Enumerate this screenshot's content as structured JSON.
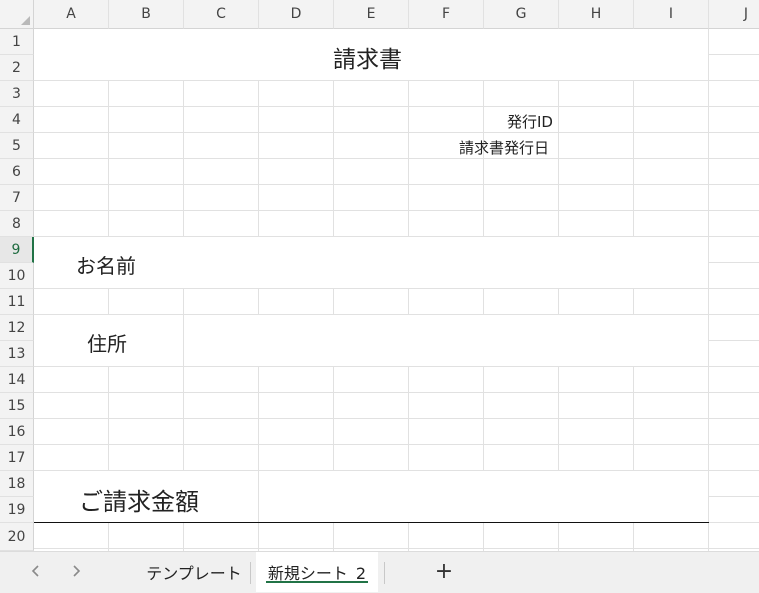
{
  "columns": [
    "A",
    "B",
    "C",
    "D",
    "E",
    "F",
    "G",
    "H",
    "I",
    "J"
  ],
  "rows": [
    "1",
    "2",
    "3",
    "4",
    "5",
    "6",
    "7",
    "8",
    "9",
    "10",
    "11",
    "12",
    "13",
    "14",
    "15",
    "16",
    "17",
    "18",
    "19",
    "20"
  ],
  "active_row": "9",
  "cells": {
    "title": "請求書",
    "issue_id_label": "発行ID",
    "issue_date_label": "請求書発行日",
    "name_label": "お名前",
    "address_label": "住所",
    "amount_label": "ご請求金額"
  },
  "tabs": {
    "prev_icon": "chevron-left-icon",
    "next_icon": "chevron-right-icon",
    "sheets": [
      "テンプレート",
      "新規シート_2"
    ],
    "active_sheet": "新規シート_2",
    "add_label": "+"
  },
  "colors": {
    "accent": "#217346",
    "grid": "#e1e1e1",
    "header_bg": "#f3f3f3"
  }
}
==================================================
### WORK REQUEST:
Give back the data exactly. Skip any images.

### TASK RESULT:
Enumerate this screenshot's content as structured JSON.
{
  "columns": [
    "A",
    "B",
    "C",
    "D",
    "E",
    "F",
    "G",
    "H",
    "I",
    "J"
  ],
  "rows": [
    "1",
    "2",
    "3",
    "4",
    "5",
    "6",
    "7",
    "8",
    "9",
    "10",
    "11",
    "12",
    "13",
    "14",
    "15",
    "16",
    "17",
    "18",
    "19",
    "20"
  ],
  "active_row": "9",
  "cells": {
    "title": "請求書",
    "issue_id_label": "発行ID",
    "issue_date_label": "請求書発行日",
    "name_label": "お名前",
    "address_label": "住所",
    "amount_label": "ご請求金額"
  },
  "tabs": {
    "prev_icon": "chevron-left-icon",
    "next_icon": "chevron-right-icon",
    "sheets": [
      "テンプレート",
      "新規シート_2"
    ],
    "active_sheet": "新規シート_2",
    "add_label": "+"
  },
  "colors": {
    "accent": "#217346",
    "grid": "#e1e1e1",
    "header_bg": "#f3f3f3"
  }
}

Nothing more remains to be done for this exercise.